◆ Problem details
Whenever a line in the listing contains "Print", copy that line.

◆ Exercise materials
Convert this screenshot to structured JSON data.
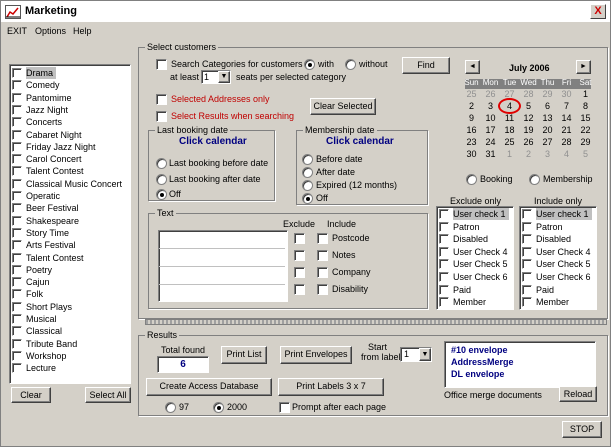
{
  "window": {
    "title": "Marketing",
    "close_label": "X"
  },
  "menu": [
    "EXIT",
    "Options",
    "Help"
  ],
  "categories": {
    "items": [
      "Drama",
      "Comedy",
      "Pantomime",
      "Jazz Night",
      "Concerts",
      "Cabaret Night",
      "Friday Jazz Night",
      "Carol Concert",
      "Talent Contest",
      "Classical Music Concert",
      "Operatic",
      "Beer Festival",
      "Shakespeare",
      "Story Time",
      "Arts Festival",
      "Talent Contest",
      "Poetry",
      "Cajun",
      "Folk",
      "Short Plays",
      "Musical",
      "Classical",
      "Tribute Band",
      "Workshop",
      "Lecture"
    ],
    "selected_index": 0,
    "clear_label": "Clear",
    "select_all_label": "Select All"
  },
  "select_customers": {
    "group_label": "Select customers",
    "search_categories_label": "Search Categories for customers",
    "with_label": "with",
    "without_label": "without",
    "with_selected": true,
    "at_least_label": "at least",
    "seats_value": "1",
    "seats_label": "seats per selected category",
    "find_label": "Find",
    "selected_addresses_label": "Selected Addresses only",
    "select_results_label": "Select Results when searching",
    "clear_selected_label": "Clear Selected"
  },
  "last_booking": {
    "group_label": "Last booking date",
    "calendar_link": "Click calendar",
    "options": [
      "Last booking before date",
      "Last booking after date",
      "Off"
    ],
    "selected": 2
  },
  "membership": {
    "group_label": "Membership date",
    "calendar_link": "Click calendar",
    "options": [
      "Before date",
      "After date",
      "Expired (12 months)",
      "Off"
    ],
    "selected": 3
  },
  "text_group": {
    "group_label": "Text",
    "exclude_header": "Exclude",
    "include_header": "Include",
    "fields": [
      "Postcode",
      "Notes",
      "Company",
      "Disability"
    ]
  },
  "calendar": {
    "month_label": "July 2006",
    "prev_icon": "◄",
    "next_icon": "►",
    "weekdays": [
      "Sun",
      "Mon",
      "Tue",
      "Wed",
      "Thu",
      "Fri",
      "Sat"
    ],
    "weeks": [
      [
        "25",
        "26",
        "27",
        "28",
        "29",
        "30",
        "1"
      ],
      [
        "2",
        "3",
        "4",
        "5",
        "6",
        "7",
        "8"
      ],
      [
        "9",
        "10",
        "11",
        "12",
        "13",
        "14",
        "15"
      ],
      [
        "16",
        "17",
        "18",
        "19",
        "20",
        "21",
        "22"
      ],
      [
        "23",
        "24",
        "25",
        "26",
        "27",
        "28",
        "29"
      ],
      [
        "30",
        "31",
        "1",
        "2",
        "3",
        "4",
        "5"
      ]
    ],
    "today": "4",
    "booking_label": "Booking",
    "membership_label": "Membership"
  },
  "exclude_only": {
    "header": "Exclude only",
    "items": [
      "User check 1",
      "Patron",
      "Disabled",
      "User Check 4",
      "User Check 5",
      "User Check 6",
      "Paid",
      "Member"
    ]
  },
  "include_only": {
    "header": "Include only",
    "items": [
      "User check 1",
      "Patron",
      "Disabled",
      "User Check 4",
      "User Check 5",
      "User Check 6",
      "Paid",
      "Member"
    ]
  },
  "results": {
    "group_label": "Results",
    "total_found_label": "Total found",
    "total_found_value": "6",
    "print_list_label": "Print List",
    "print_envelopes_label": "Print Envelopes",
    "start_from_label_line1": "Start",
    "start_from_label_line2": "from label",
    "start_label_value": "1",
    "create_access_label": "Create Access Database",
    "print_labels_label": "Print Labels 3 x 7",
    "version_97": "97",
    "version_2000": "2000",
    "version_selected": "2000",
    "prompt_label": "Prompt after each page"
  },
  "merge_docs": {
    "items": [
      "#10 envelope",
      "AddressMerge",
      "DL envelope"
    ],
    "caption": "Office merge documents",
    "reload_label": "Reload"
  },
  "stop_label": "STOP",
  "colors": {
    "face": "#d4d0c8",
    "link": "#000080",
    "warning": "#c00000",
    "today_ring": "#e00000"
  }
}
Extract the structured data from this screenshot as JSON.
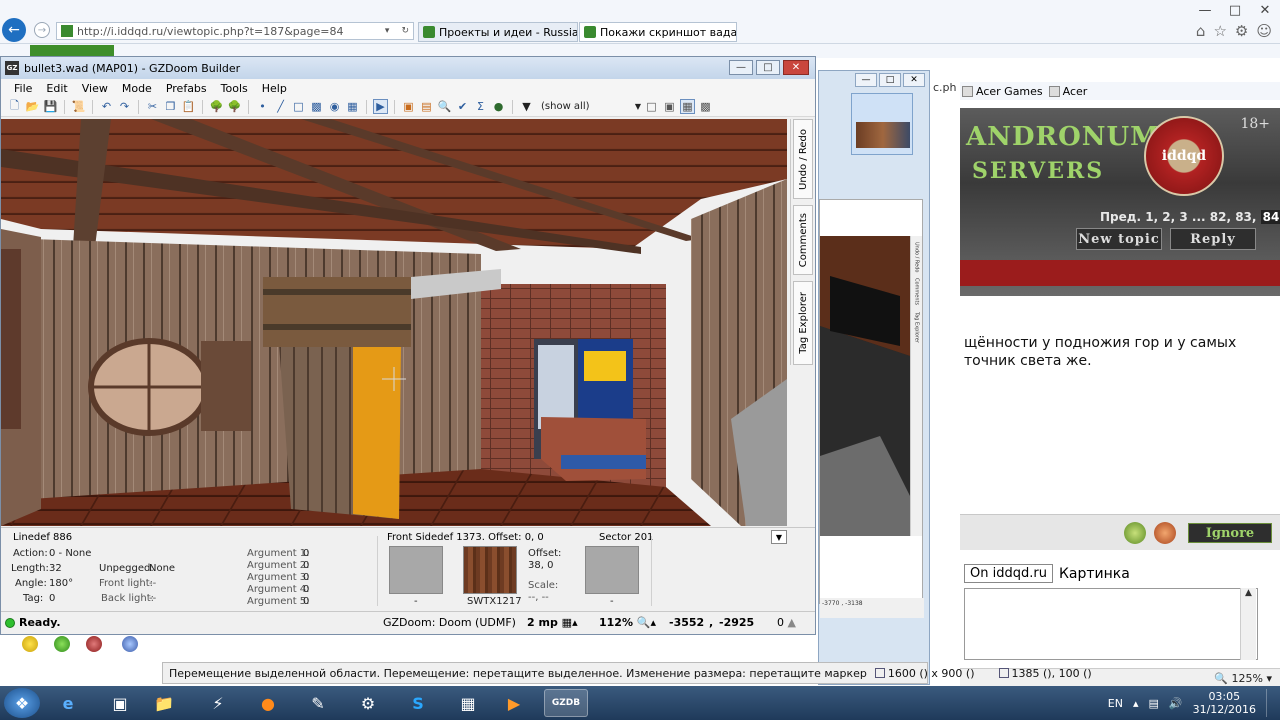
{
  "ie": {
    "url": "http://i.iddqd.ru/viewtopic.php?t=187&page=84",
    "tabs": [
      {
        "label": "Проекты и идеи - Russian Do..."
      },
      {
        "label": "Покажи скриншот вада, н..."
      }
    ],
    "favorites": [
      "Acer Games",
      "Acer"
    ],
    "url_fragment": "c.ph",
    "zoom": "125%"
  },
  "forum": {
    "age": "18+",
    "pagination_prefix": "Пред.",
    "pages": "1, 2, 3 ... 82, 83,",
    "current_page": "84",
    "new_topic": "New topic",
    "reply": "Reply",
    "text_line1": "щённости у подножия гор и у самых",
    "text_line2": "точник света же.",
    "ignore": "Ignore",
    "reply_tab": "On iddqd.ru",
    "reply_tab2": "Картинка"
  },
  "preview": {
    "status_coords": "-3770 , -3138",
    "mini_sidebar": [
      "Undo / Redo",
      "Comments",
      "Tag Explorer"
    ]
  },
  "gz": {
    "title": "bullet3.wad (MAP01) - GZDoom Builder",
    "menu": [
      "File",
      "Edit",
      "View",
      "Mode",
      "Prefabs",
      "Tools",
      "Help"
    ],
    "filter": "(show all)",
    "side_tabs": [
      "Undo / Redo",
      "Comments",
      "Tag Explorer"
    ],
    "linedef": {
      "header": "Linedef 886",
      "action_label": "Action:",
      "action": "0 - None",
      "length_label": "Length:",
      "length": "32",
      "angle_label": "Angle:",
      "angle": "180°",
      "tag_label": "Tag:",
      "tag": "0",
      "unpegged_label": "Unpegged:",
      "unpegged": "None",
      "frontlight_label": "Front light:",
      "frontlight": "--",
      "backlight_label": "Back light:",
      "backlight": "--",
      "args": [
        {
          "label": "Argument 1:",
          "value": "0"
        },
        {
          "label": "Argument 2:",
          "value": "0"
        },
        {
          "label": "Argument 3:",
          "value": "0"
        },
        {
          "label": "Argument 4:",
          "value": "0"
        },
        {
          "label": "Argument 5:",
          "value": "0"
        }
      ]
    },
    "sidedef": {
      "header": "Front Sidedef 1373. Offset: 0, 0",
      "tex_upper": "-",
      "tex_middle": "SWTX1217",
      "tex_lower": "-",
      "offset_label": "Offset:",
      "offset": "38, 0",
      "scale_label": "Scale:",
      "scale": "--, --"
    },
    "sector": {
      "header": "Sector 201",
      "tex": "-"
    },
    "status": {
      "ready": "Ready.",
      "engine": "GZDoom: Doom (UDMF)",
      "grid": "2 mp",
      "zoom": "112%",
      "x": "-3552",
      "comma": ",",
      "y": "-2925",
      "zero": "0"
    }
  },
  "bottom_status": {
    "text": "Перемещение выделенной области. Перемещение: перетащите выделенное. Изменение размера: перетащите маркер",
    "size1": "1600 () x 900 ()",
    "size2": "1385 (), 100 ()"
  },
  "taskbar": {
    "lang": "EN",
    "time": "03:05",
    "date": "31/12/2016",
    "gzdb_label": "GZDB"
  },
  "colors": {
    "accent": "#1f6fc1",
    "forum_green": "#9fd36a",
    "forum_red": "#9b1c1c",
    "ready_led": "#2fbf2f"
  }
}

◆ Exercise response
    "print_list_label": "Print List",
    "print_envelopes_label": "Print Envelopes",
    "print_labels_label": "Print Labels 3 x 7",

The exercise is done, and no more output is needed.